-------- Records shown --------
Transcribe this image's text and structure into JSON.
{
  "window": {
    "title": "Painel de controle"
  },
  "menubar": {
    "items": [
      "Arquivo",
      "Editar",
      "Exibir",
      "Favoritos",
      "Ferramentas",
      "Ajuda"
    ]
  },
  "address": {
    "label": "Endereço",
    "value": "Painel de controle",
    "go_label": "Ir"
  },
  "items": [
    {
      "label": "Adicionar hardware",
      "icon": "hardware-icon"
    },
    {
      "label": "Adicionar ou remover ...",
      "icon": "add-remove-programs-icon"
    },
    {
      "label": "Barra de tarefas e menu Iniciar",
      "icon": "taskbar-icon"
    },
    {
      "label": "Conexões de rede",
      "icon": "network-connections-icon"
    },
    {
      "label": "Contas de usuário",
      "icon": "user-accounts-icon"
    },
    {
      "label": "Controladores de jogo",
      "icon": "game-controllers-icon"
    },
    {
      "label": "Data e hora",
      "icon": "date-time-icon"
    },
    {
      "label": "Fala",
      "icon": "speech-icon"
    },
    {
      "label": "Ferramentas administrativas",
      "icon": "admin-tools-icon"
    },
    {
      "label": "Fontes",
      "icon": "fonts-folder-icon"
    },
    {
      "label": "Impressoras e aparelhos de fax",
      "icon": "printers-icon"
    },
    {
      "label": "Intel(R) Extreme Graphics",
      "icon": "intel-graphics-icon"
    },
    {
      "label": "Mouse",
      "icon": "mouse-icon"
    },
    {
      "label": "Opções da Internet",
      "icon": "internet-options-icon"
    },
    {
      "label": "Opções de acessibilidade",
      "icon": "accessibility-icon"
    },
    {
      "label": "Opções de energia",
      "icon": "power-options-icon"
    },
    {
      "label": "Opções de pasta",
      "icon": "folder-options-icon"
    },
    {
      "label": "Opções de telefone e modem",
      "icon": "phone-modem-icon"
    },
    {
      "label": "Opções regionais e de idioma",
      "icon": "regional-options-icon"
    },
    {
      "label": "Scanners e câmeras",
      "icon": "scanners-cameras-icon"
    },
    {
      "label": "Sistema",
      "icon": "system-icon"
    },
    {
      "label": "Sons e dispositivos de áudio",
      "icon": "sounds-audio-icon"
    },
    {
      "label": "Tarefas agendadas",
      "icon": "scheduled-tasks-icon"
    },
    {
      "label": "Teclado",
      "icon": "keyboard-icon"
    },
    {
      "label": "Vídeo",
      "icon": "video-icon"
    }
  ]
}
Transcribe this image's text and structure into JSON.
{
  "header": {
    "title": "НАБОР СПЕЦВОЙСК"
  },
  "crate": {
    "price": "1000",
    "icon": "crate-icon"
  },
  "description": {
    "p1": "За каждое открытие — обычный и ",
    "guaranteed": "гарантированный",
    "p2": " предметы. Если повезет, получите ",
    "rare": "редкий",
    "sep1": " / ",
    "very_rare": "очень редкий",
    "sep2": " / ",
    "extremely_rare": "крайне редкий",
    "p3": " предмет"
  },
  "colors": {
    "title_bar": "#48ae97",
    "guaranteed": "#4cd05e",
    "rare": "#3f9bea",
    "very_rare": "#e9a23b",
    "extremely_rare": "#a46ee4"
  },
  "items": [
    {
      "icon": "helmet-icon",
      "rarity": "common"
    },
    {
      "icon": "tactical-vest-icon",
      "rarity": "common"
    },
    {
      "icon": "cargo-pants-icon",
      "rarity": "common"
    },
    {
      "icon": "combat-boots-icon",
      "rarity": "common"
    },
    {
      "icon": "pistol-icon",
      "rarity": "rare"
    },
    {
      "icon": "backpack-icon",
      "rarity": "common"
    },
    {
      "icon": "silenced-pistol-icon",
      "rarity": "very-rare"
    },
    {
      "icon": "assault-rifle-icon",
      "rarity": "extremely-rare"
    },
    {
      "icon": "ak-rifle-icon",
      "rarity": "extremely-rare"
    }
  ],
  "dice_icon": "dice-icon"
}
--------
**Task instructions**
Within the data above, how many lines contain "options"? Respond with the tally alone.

**Answer for this exercise**
4